_Your assignment:_ Copy nothing but the text: repeat each entry exactly and drop the images.

(Data about app and page elements)
◆ ◆ ◆
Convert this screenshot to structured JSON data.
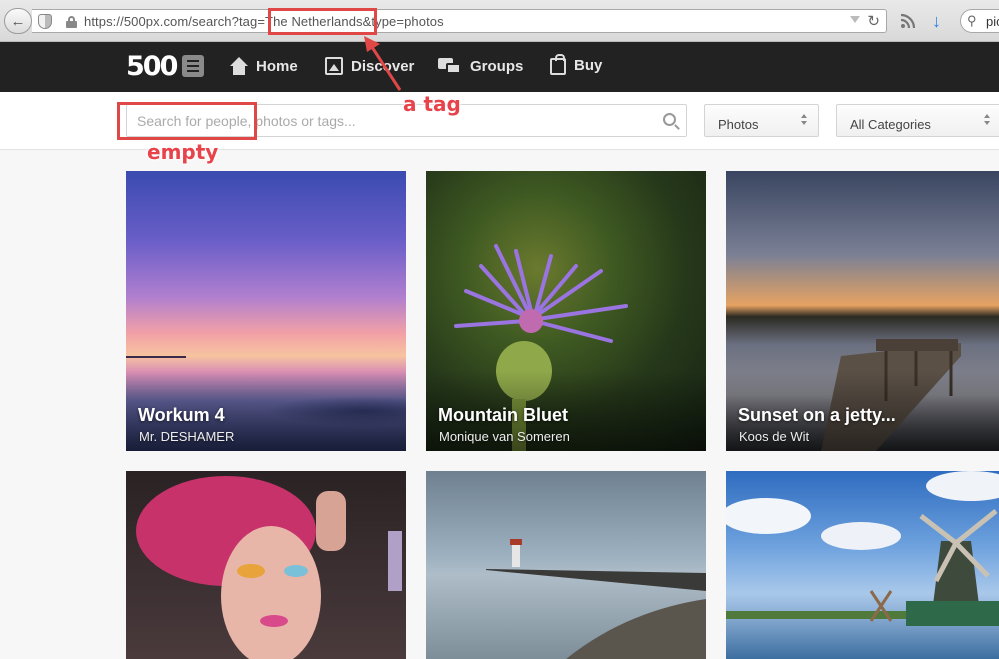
{
  "browser": {
    "url": "https://500px.com/search?tag=The Netherlands&type=photos",
    "search_text": "pic"
  },
  "nav": {
    "logo": "500",
    "items": [
      {
        "label": "Home",
        "icon": "home-icon"
      },
      {
        "label": "Discover",
        "icon": "image-icon"
      },
      {
        "label": "Groups",
        "icon": "chat-icon"
      },
      {
        "label": "Buy",
        "icon": "shopping-bag-icon"
      }
    ]
  },
  "search": {
    "placeholder": "Search for people, photos or tags...",
    "value": "",
    "type_select": "Photos",
    "category_select": "All Categories"
  },
  "photos": [
    {
      "title": "Workum 4",
      "author": "Mr. DESHAMER"
    },
    {
      "title": "Mountain Bluet",
      "author": "Monique van Someren"
    },
    {
      "title": "Sunset on a jetty...",
      "author": "Koos de Wit"
    },
    {
      "title": "",
      "author": ""
    },
    {
      "title": "",
      "author": ""
    },
    {
      "title": "",
      "author": ""
    }
  ],
  "annotations": {
    "tag_label": "a tag",
    "empty_label": "empty",
    "color": "#e04848"
  },
  "colors": {
    "nav_bg": "#222222",
    "page_bg": "#f7f7f7"
  }
}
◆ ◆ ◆
_Result:_
Convert this screenshot to structured JSON data.
{
  "browser": {
    "url": "https://500px.com/search?tag=The Netherlands&type=photos",
    "search_text": "pic"
  },
  "nav": {
    "logo": "500",
    "items": [
      {
        "label": "Home",
        "icon": "home-icon"
      },
      {
        "label": "Discover",
        "icon": "image-icon"
      },
      {
        "label": "Groups",
        "icon": "chat-icon"
      },
      {
        "label": "Buy",
        "icon": "shopping-bag-icon"
      }
    ]
  },
  "search": {
    "placeholder": "Search for people, photos or tags...",
    "value": "",
    "type_select": "Photos",
    "category_select": "All Categories"
  },
  "photos": [
    {
      "title": "Workum 4",
      "author": "Mr. DESHAMER"
    },
    {
      "title": "Mountain Bluet",
      "author": "Monique van Someren"
    },
    {
      "title": "Sunset on a jetty...",
      "author": "Koos de Wit"
    },
    {
      "title": "",
      "author": ""
    },
    {
      "title": "",
      "author": ""
    },
    {
      "title": "",
      "author": ""
    }
  ],
  "annotations": {
    "tag_label": "a tag",
    "empty_label": "empty",
    "color": "#e04848"
  },
  "colors": {
    "nav_bg": "#222222",
    "page_bg": "#f7f7f7"
  }
}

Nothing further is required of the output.